More often than not, if I have to do any calculations from my laptop, I eschew the very fine GUI application PCalc in favor of
bc on the command line. I also like to use the extended version,
bc -l to get decimal places in my result.
Like most bc enthusiasts, I have this aliased in my
.bash_profile file like so:
alias bc='bc -l'
But if you’re a bc nerd, this probably isn’t enough; you also want to pre-define functions and have a bunch of scientific constants, too. There’s a pretty standard
extensions.bc file out there, and you can get it from the straight from the open-source project: first a buncha functions, then the scientific constants.
The usual way is to include these when you run bc, so your alias in
alias bc='bc -l /PATH_TO/extensions.bc /PATH_TO/scientific_constants.bc'
After a while, I know I’ll forget where my bc extensions files are, so I include a message in my alias:
echo "Using bc -l with extensions in /PATH_TO/"
So my alias is
alias bc='echo "Using bc -l with extensions in /PATH_TO/";bc -l /PATH_TO/extensions.bc /PATH_TO/scientific_constants.bc'
Now every time I run bc, I see
Using bc -l with extensions in /PATH_TO/

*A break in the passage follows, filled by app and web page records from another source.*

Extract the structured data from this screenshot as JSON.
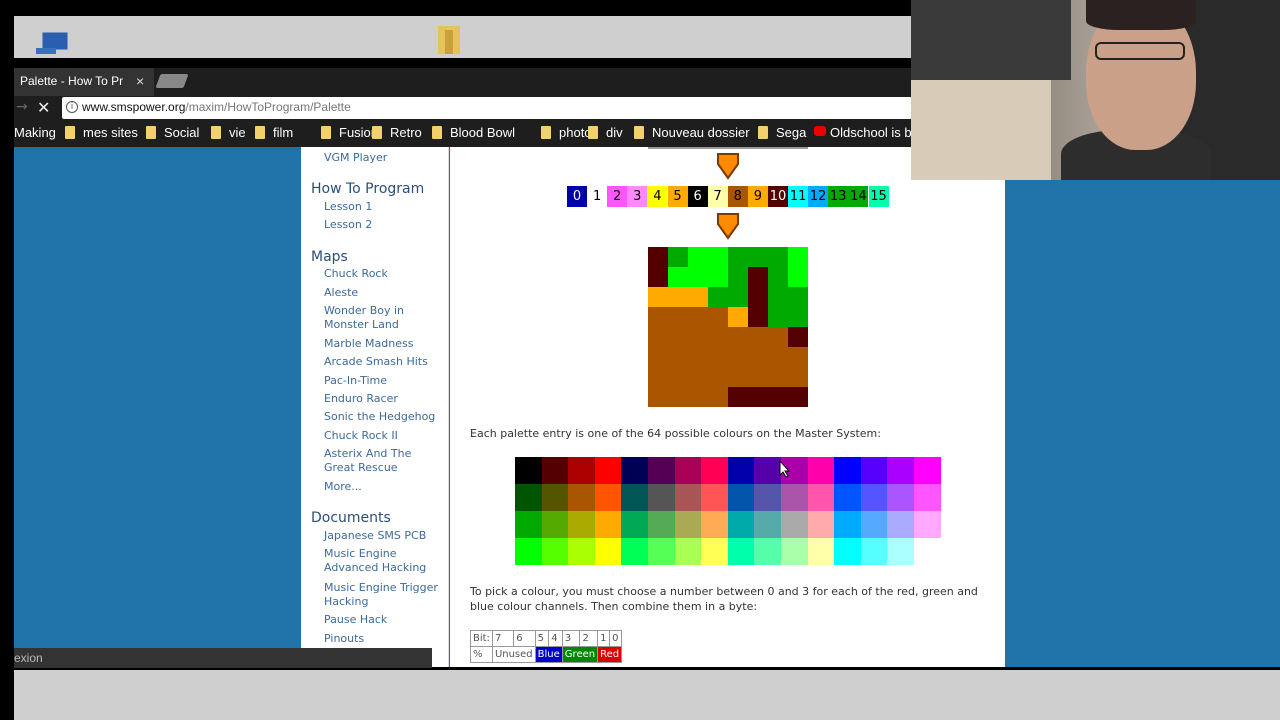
{
  "browser": {
    "tab_title": "Palette - How To Pr",
    "tab_close": "×",
    "url_host": "www.smspower.org",
    "url_path": "/maxim/HowToProgram/Palette",
    "bookmarks": [
      "Making",
      "mes sites",
      "Social",
      "vie",
      "film",
      "Fusion",
      "Retro",
      "Blood Bowl",
      "photo",
      "div",
      "Nouveau dossier",
      "Sega",
      "Oldschool is b"
    ],
    "status": "exion"
  },
  "sidebar": {
    "top_item": "VGM Player",
    "sections": [
      {
        "heading": "How To Program",
        "items": [
          "Lesson 1",
          "Lesson 2"
        ]
      },
      {
        "heading": "Maps",
        "items": [
          "Chuck Rock",
          "Aleste",
          "Wonder Boy in Monster Land",
          "Marble Madness",
          "Arcade Smash Hits",
          "Pac-In-Time",
          "Enduro Racer",
          "Sonic the Hedgehog",
          "Chuck Rock II",
          "Asterix And The Great Rescue",
          "More..."
        ]
      },
      {
        "heading": "Documents",
        "items": [
          "Japanese SMS PCB",
          "Music Engine Advanced Hacking",
          "Music Engine Trigger Hacking",
          "Pause Hack",
          "Pinouts"
        ]
      }
    ]
  },
  "content": {
    "palette_numbers": [
      "0",
      "1",
      "2",
      "3",
      "4",
      "5",
      "6",
      "7",
      "8",
      "9",
      "10",
      "11",
      "12",
      "13",
      "14",
      "15"
    ],
    "palette_colors": [
      "#0000aa",
      "#ffffff",
      "#ff55ff",
      "#ff88ff",
      "#ffff00",
      "#ffaa00",
      "#000000",
      "#ffffaa",
      "#aa5500",
      "#ffaa00",
      "#550000",
      "#00ffff",
      "#00aaff",
      "#00aa00",
      "#00aa00",
      "#00ffaa"
    ],
    "palette_text_colors": [
      "#ffffff",
      "#000000",
      "#000000",
      "#000000",
      "#000000",
      "#000000",
      "#ffffff",
      "#000000",
      "#000000",
      "#000000",
      "#ffffff",
      "#000000",
      "#000000",
      "#000000",
      "#000000",
      "#000000"
    ],
    "intro": "Each palette entry is one of the 64 possible colours on the Master System:",
    "pick_text": "To pick a colour, you must choose a number between 0 and 3 for each of the red, green and blue colour channels. Then combine them in a byte:",
    "bit_header": [
      "Bit:",
      "7",
      "6",
      "5",
      "4",
      "3",
      "2",
      "1",
      "0"
    ],
    "bit_row": [
      "%",
      "Unused",
      "Blue",
      "Green",
      "Red"
    ]
  }
}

Copyright 1991-1994, 1997, 1998, 2000 Free Software Foundation, Inc.
This is free software with ABSOLUTELY NO WARRANTY.
For details type `warranty'.

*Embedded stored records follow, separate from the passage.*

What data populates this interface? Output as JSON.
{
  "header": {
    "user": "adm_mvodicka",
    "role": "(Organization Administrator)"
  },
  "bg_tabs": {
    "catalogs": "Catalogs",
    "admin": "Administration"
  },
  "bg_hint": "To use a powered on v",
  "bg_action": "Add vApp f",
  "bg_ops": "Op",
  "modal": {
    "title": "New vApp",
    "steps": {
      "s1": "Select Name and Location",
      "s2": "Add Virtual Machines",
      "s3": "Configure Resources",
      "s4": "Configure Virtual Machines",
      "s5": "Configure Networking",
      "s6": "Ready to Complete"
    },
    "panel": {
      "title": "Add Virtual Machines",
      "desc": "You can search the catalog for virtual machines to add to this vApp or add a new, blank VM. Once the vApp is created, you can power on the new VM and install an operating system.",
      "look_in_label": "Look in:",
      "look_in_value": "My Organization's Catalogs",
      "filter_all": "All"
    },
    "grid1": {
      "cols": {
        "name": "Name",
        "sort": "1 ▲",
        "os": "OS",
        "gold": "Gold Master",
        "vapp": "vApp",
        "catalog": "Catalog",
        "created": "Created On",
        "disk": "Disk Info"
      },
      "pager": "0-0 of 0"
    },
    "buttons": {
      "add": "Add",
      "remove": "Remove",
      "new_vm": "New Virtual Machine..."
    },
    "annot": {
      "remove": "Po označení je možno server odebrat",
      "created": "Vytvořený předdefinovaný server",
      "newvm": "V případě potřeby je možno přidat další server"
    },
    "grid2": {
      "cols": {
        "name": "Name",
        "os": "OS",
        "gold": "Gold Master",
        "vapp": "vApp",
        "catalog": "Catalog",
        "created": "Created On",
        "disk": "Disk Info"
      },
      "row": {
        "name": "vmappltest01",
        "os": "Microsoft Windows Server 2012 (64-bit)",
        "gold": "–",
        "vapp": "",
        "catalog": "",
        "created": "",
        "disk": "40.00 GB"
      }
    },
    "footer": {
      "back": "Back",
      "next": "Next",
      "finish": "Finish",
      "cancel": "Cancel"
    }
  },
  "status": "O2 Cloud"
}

And that way I can remember why it works just the way I want it to.